* _Task item_
Where does the word "header" occur in the entries below? Copy every line that has it.
>>>>
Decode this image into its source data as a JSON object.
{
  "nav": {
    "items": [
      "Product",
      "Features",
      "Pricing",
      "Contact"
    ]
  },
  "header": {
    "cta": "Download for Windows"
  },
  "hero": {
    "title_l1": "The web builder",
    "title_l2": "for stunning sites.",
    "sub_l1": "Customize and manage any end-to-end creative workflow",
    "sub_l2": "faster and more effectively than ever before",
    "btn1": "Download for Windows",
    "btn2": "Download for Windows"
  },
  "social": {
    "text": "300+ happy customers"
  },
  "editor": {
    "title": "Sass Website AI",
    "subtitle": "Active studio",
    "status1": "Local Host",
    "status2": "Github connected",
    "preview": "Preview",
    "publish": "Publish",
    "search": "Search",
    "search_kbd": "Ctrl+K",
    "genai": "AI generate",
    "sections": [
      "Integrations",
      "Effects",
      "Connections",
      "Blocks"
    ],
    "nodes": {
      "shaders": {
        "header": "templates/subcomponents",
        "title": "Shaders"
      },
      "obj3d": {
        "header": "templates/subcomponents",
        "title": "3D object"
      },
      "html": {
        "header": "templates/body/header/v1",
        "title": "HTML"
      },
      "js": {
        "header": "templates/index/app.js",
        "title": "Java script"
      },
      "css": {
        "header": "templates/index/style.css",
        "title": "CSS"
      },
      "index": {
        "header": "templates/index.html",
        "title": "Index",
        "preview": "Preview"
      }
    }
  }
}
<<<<
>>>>
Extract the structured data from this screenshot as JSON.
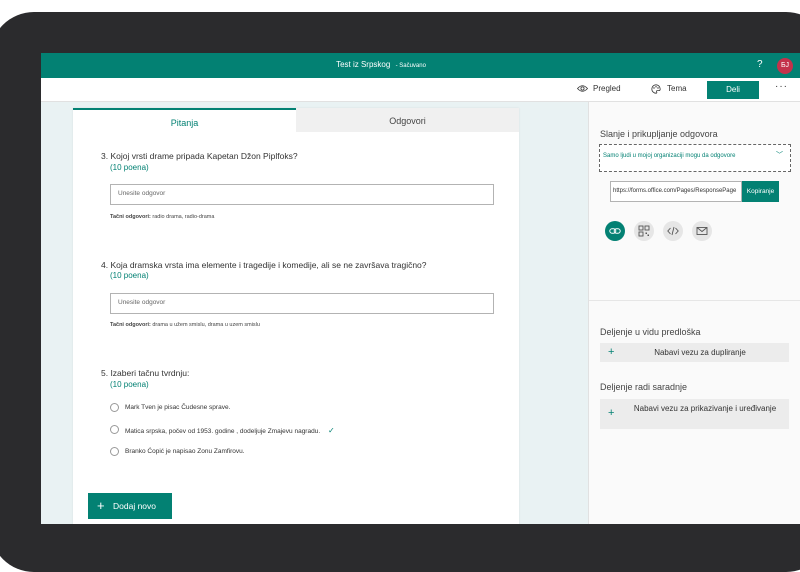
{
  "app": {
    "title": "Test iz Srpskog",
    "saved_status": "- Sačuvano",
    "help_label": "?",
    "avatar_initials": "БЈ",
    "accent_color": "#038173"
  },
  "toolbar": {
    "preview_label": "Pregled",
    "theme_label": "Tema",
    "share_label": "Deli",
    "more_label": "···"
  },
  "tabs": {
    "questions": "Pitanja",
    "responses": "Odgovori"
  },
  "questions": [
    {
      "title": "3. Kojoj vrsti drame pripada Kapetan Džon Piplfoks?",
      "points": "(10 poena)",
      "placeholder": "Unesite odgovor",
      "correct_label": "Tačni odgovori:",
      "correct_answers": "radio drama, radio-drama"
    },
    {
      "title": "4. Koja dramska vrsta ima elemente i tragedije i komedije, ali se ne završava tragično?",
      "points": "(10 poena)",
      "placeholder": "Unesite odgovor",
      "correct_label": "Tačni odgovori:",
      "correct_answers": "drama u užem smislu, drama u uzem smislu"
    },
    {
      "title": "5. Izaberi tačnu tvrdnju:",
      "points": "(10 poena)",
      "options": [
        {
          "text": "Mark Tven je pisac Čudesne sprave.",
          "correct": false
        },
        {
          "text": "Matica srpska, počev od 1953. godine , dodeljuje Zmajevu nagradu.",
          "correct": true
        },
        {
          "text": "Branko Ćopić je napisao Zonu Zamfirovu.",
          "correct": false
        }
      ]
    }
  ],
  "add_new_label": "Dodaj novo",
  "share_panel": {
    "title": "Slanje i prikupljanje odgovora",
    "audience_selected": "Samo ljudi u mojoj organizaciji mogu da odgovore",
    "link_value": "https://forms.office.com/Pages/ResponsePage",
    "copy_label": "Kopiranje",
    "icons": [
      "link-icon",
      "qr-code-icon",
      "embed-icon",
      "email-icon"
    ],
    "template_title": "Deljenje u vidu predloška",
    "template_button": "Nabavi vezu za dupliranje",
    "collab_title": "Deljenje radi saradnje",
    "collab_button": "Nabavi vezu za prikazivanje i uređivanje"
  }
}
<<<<
* _Completed exercise_
  "header": {
        "header": "templates/subcomponents",
        "header": "templates/subcomponents",
        "header": "templates/body/header/v1",
        "header": "templates/index/app.js",
        "header": "templates/index/style.css",
        "header": "templates/index.html",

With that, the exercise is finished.